Start of Provided information

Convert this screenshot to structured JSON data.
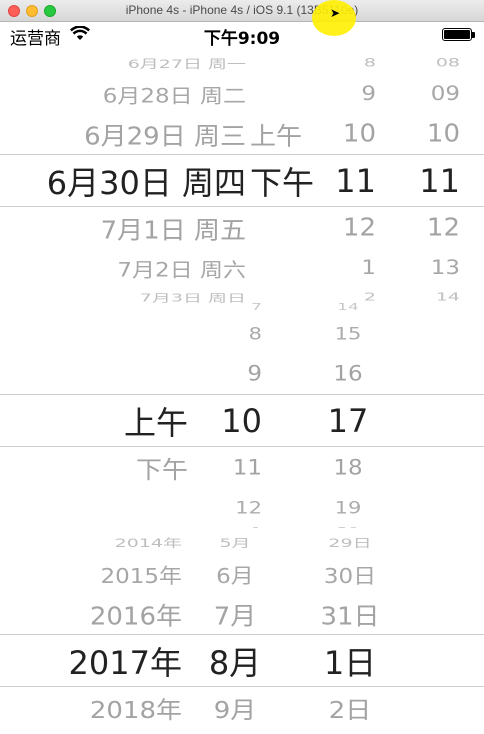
{
  "window": {
    "title": "iPhone 4s - iPhone 4s / iOS 9.1 (13B5110e)"
  },
  "status_bar": {
    "carrier": "运营商",
    "time": "下午9:09"
  },
  "picker_datetime": {
    "date_col": [
      "6月27日 周一",
      "6月28日 周二",
      "6月29日 周三",
      "6月30日 周四",
      "7月1日 周五",
      "7月2日 周六",
      "7月3日 周日"
    ],
    "ampm_col": [
      "",
      "",
      "上午",
      "下午",
      "",
      "",
      ""
    ],
    "hour_col": [
      "8",
      "9",
      "10",
      "11",
      "12",
      "1",
      "2"
    ],
    "minute_col": [
      "08",
      "09",
      "10",
      "11",
      "12",
      "13",
      "14"
    ],
    "selected_index": 3
  },
  "picker_time": {
    "ampm_col": [
      "",
      "",
      "上午",
      "下午",
      ""
    ],
    "hour_col": [
      "7",
      "8",
      "9",
      "10",
      "11",
      "12",
      "1"
    ],
    "minute_col": [
      "14",
      "15",
      "16",
      "17",
      "18",
      "19",
      "20"
    ],
    "selected_index": 3
  },
  "picker_date": {
    "year_col": [
      "2014年",
      "2015年",
      "2016年",
      "2017年",
      "2018年"
    ],
    "month_col": [
      "5月",
      "6月",
      "7月",
      "8月",
      "9月"
    ],
    "day_col": [
      "29日",
      "30日",
      "31日",
      "1日",
      "2日"
    ],
    "selected_index": 3
  },
  "colors": {
    "selected_text": "#222222",
    "unselected_text": "#a3a3a3",
    "separator": "#cfcfcf"
  }
}
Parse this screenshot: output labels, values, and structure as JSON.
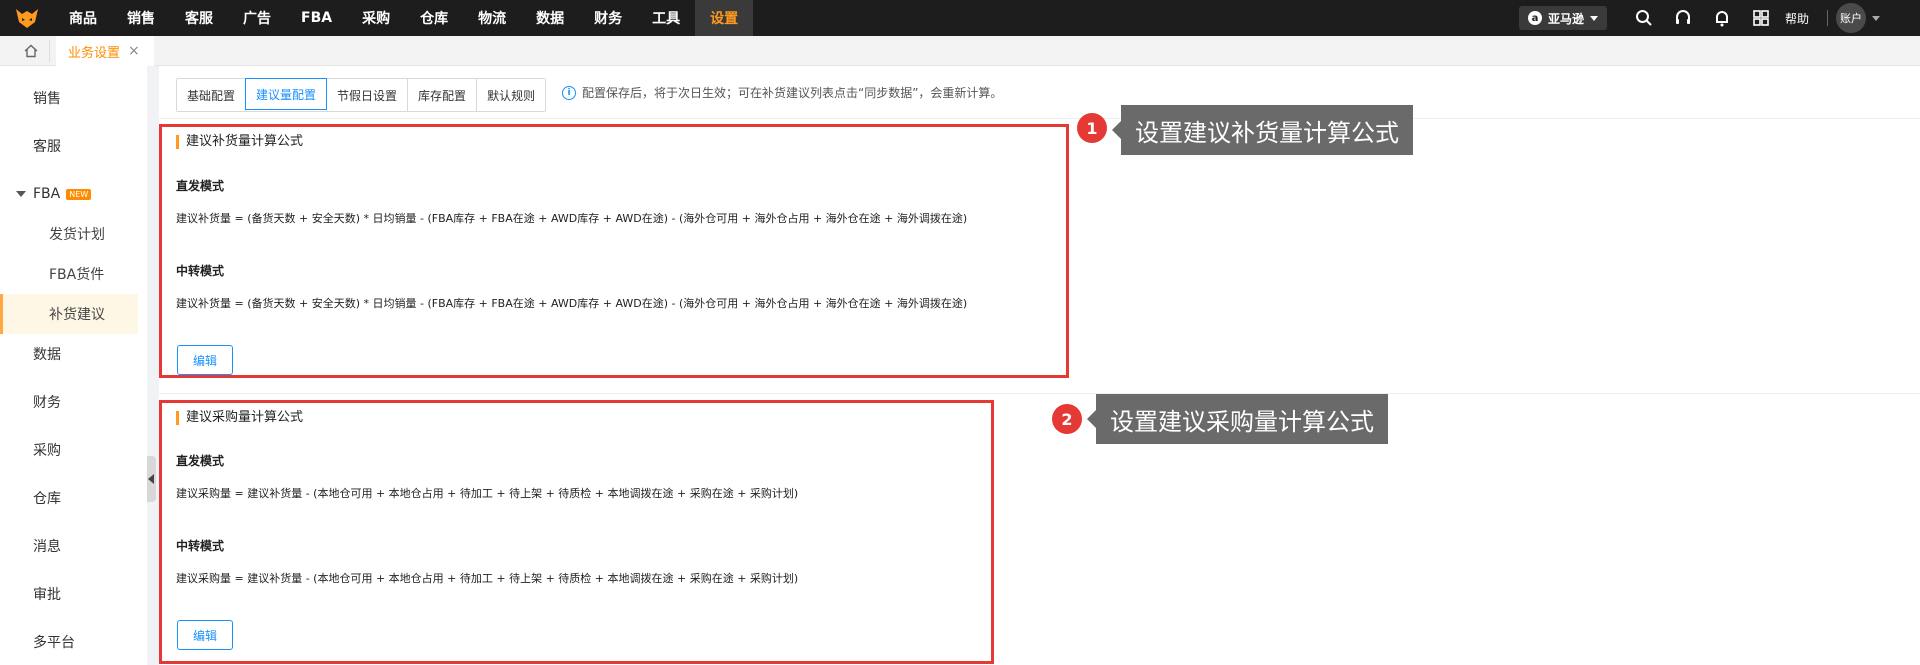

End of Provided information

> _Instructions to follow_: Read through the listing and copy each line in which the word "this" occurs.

> _Your solution_:
Convert this screenshot to structured JSON data.
Parse this screenshot: output labels, values, and structure as JSON.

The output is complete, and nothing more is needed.